(Dataset rows for apps and sites)
++++++++++++++++++++
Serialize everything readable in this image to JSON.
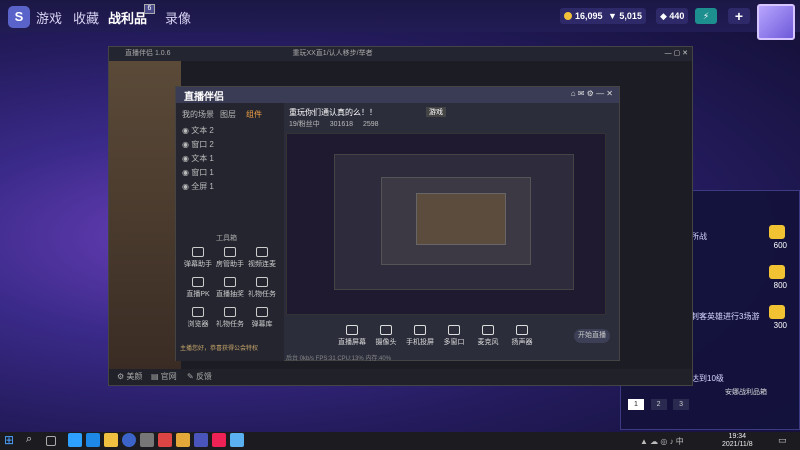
{
  "topnav": {
    "items": [
      "游戏",
      "收藏",
      "战利品",
      "录像"
    ],
    "badge": "6",
    "coins": "16,095",
    "rank": "5,015",
    "gems": "440",
    "plus_icon": "plus-icon"
  },
  "right_panel": {
    "rows": [
      {
        "text": "所战",
        "value": "600"
      },
      {
        "text": "",
        "value": "800"
      },
      {
        "text": "刺客英雄进行3场游",
        "value": "300"
      },
      {
        "text": "达到10级",
        "value": ""
      }
    ],
    "reward_title": "安娜战利品箱",
    "pages": [
      "1",
      "2",
      "3"
    ]
  },
  "window": {
    "title": "直播伴侣 1.0.6",
    "title_center": "重玩XX直1/认人移步/举者",
    "status_left": "美颜",
    "status_mid": "官网",
    "status_right": "反馈"
  },
  "app": {
    "logo": "直播伴侣",
    "tabs": [
      "我的场景",
      "图层",
      "组件"
    ],
    "scenes": [
      "文本 2",
      "窗口 2",
      "文本 1",
      "窗口 1",
      "全屏 1"
    ],
    "tools_title": "工具箱",
    "tools": [
      "弹幕助手",
      "房管助手",
      "视频连麦",
      "直播PK",
      "直播抽奖",
      "礼物任务",
      "浏览器",
      "礼物任务",
      "弹幕库"
    ],
    "stream_title": "重玩你们通认真的么！！",
    "stream_badge": "游戏",
    "stat_fans": "19/粉丝中",
    "stat_views": "301618",
    "stat_likes": "2598",
    "controls": [
      "直播屏幕",
      "摄像头",
      "手机投屏",
      "多窗口",
      "麦克风",
      "扬声器"
    ],
    "go_live": "开始直播",
    "notice": "主播您好，恭喜获得公会特权",
    "footer_stats": "后台 0kb/s  FPS:31  CPU:13%  内存:40%"
  },
  "taskbar": {
    "time": "19:34",
    "date": "2021/11/8",
    "start_icon": "windows-start-icon",
    "search_icon": "search-icon"
  },
  "colors": {
    "accent": "#f2a043",
    "brand": "#5a63c9",
    "gold": "#f4c23a"
  }
}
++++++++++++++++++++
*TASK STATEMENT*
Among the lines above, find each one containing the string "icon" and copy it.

*RESULT*
    "plus_icon": "plus-icon"
    "start_icon": "windows-start-icon",
    "search_icon": "search-icon"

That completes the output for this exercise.